**PROBLEM**
Keep the images out and set the listing below down word for word.

**DATA RECORDS**
..............................

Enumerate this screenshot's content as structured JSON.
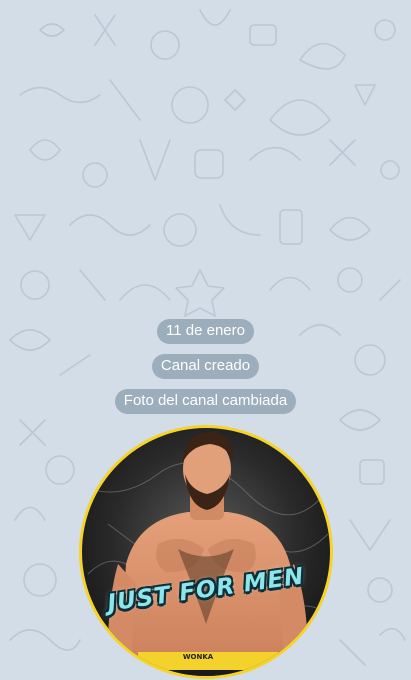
{
  "service_messages": [
    {
      "text": "11 de enero"
    },
    {
      "text": "Canal creado"
    },
    {
      "text": "Foto del canal cambiada"
    }
  ],
  "channel_photo": {
    "caption": "JUST FOR MEN",
    "waistband": "WONKA",
    "ring_color": "#f5d328"
  },
  "theme": {
    "background": "#d3dde8",
    "pill_color": "#708596",
    "doodle_color": "#b6c3d0"
  }
}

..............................

**SOLUTION FOR THIS PROBLEM**
Enumerate this screenshot's content as structured JSON.
{
  "service_messages": [
    {
      "text": "11 de enero"
    },
    {
      "text": "Canal creado"
    },
    {
      "text": "Foto del canal cambiada"
    }
  ],
  "channel_photo": {
    "caption": "JUST FOR MEN",
    "waistband": "WONKA",
    "ring_color": "#f5d328"
  },
  "theme": {
    "background": "#d3dde8",
    "pill_color": "#708596",
    "doodle_color": "#b6c3d0"
  }
}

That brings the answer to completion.